(Element data from apps and pages)

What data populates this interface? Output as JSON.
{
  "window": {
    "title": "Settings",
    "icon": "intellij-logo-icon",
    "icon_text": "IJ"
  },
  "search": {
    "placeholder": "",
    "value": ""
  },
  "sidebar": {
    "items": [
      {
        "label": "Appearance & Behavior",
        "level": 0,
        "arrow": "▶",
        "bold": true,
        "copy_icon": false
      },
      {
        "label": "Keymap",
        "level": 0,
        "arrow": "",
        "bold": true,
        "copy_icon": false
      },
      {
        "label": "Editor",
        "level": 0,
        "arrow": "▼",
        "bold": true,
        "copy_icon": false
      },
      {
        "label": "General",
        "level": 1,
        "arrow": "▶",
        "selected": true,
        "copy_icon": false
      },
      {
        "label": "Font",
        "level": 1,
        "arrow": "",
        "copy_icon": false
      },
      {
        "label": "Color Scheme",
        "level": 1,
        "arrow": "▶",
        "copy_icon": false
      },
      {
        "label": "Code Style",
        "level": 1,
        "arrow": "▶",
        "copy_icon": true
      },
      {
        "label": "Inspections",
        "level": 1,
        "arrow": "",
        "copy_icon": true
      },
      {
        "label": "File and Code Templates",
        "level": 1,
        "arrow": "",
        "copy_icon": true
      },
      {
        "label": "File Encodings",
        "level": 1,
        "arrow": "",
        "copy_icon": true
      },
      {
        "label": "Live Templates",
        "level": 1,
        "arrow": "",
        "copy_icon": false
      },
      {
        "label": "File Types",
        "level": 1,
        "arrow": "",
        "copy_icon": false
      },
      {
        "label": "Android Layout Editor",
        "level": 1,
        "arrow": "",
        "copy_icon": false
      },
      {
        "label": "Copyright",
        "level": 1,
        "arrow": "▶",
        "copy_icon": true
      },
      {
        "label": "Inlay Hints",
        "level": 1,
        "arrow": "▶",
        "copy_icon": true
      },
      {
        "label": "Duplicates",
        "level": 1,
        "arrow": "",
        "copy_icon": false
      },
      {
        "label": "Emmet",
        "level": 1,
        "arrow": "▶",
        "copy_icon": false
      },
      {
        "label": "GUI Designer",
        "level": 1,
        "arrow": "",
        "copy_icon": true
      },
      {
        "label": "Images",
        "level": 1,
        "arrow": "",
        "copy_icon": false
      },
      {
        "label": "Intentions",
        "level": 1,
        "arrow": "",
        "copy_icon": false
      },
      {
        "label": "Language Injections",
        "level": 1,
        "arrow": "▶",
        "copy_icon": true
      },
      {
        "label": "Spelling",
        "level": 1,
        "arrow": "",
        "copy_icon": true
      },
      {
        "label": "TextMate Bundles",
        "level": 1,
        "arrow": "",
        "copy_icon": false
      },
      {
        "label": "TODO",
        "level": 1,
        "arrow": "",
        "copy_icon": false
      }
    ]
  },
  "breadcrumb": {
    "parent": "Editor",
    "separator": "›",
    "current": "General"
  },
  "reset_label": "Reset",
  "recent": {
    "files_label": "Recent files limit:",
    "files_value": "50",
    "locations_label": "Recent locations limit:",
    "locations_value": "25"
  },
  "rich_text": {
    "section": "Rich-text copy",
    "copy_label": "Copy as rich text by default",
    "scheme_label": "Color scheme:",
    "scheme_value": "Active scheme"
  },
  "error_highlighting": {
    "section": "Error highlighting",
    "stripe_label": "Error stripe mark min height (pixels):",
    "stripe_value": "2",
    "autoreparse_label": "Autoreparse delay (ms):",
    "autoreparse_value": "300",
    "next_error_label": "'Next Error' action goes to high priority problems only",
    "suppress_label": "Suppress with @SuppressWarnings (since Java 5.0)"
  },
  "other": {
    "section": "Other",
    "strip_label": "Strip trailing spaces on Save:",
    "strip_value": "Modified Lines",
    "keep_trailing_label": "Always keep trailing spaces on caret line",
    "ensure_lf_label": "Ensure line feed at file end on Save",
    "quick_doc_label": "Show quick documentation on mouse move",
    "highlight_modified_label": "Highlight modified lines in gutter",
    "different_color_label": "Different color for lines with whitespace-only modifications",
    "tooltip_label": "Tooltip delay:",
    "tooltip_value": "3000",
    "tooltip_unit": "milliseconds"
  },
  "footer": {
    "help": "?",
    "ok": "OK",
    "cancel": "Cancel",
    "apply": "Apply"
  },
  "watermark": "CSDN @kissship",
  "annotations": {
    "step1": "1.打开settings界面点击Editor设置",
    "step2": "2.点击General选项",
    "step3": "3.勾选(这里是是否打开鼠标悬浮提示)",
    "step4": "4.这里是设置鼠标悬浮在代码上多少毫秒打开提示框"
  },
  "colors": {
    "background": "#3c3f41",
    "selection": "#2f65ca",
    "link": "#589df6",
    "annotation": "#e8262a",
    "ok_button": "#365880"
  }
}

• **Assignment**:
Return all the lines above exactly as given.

• **Answer to the problem**:
What data populates this interface? Output as JSON.
{
  "window": {
    "title": "Settings",
    "icon": "intellij-logo-icon",
    "icon_text": "IJ"
  },
  "search": {
    "placeholder": "",
    "value": ""
  },
  "sidebar": {
    "items": [
      {
        "label": "Appearance & Behavior",
        "level": 0,
        "arrow": "▶",
        "bold": true,
        "copy_icon": false
      },
      {
        "label": "Keymap",
        "level": 0,
        "arrow": "",
        "bold": true,
        "copy_icon": false
      },
      {
        "label": "Editor",
        "level": 0,
        "arrow": "▼",
        "bold": true,
        "copy_icon": false
      },
      {
        "label": "General",
        "level": 1,
        "arrow": "▶",
        "selected": true,
        "copy_icon": false
      },
      {
        "label": "Font",
        "level": 1,
        "arrow": "",
        "copy_icon": false
      },
      {
        "label": "Color Scheme",
        "level": 1,
        "arrow": "▶",
        "copy_icon": false
      },
      {
        "label": "Code Style",
        "level": 1,
        "arrow": "▶",
        "copy_icon": true
      },
      {
        "label": "Inspections",
        "level": 1,
        "arrow": "",
        "copy_icon": true
      },
      {
        "label": "File and Code Templates",
        "level": 1,
        "arrow": "",
        "copy_icon": true
      },
      {
        "label": "File Encodings",
        "level": 1,
        "arrow": "",
        "copy_icon": true
      },
      {
        "label": "Live Templates",
        "level": 1,
        "arrow": "",
        "copy_icon": false
      },
      {
        "label": "File Types",
        "level": 1,
        "arrow": "",
        "copy_icon": false
      },
      {
        "label": "Android Layout Editor",
        "level": 1,
        "arrow": "",
        "copy_icon": false
      },
      {
        "label": "Copyright",
        "level": 1,
        "arrow": "▶",
        "copy_icon": true
      },
      {
        "label": "Inlay Hints",
        "level": 1,
        "arrow": "▶",
        "copy_icon": true
      },
      {
        "label": "Duplicates",
        "level": 1,
        "arrow": "",
        "copy_icon": false
      },
      {
        "label": "Emmet",
        "level": 1,
        "arrow": "▶",
        "copy_icon": false
      },
      {
        "label": "GUI Designer",
        "level": 1,
        "arrow": "",
        "copy_icon": true
      },
      {
        "label": "Images",
        "level": 1,
        "arrow": "",
        "copy_icon": false
      },
      {
        "label": "Intentions",
        "level": 1,
        "arrow": "",
        "copy_icon": false
      },
      {
        "label": "Language Injections",
        "level": 1,
        "arrow": "▶",
        "copy_icon": true
      },
      {
        "label": "Spelling",
        "level": 1,
        "arrow": "",
        "copy_icon": true
      },
      {
        "label": "TextMate Bundles",
        "level": 1,
        "arrow": "",
        "copy_icon": false
      },
      {
        "label": "TODO",
        "level": 1,
        "arrow": "",
        "copy_icon": false
      }
    ]
  },
  "breadcrumb": {
    "parent": "Editor",
    "separator": "›",
    "current": "General"
  },
  "reset_label": "Reset",
  "recent": {
    "files_label": "Recent files limit:",
    "files_value": "50",
    "locations_label": "Recent locations limit:",
    "locations_value": "25"
  },
  "rich_text": {
    "section": "Rich-text copy",
    "copy_label": "Copy as rich text by default",
    "scheme_label": "Color scheme:",
    "scheme_value": "Active scheme"
  },
  "error_highlighting": {
    "section": "Error highlighting",
    "stripe_label": "Error stripe mark min height (pixels):",
    "stripe_value": "2",
    "autoreparse_label": "Autoreparse delay (ms):",
    "autoreparse_value": "300",
    "next_error_label": "'Next Error' action goes to high priority problems only",
    "suppress_label": "Suppress with @SuppressWarnings (since Java 5.0)"
  },
  "other": {
    "section": "Other",
    "strip_label": "Strip trailing spaces on Save:",
    "strip_value": "Modified Lines",
    "keep_trailing_label": "Always keep trailing spaces on caret line",
    "ensure_lf_label": "Ensure line feed at file end on Save",
    "quick_doc_label": "Show quick documentation on mouse move",
    "highlight_modified_label": "Highlight modified lines in gutter",
    "different_color_label": "Different color for lines with whitespace-only modifications",
    "tooltip_label": "Tooltip delay:",
    "tooltip_value": "3000",
    "tooltip_unit": "milliseconds"
  },
  "footer": {
    "help": "?",
    "ok": "OK",
    "cancel": "Cancel",
    "apply": "Apply"
  },
  "watermark": "CSDN @kissship",
  "annotations": {
    "step1": "1.打开settings界面点击Editor设置",
    "step2": "2.点击General选项",
    "step3": "3.勾选(这里是是否打开鼠标悬浮提示)",
    "step4": "4.这里是设置鼠标悬浮在代码上多少毫秒打开提示框"
  },
  "colors": {
    "background": "#3c3f41",
    "selection": "#2f65ca",
    "link": "#589df6",
    "annotation": "#e8262a",
    "ok_button": "#365880"
  }
}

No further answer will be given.